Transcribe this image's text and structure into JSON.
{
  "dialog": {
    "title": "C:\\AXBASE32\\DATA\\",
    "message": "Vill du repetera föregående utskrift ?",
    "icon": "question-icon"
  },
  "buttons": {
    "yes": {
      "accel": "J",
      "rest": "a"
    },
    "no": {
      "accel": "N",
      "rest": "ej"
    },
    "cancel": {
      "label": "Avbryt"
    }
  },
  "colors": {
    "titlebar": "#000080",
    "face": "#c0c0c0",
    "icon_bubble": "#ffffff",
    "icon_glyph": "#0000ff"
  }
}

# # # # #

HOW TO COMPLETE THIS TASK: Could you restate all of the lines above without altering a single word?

ANSWER FOR THIS EXERCISE:
Transcribe this image's text and structure into JSON.
{
  "dialog": {
    "title": "C:\\AXBASE32\\DATA\\",
    "message": "Vill du repetera föregående utskrift ?",
    "icon": "question-icon"
  },
  "buttons": {
    "yes": {
      "accel": "J",
      "rest": "a"
    },
    "no": {
      "accel": "N",
      "rest": "ej"
    },
    "cancel": {
      "label": "Avbryt"
    }
  },
  "colors": {
    "titlebar": "#000080",
    "face": "#c0c0c0",
    "icon_bubble": "#ffffff",
    "icon_glyph": "#0000ff"
  }
}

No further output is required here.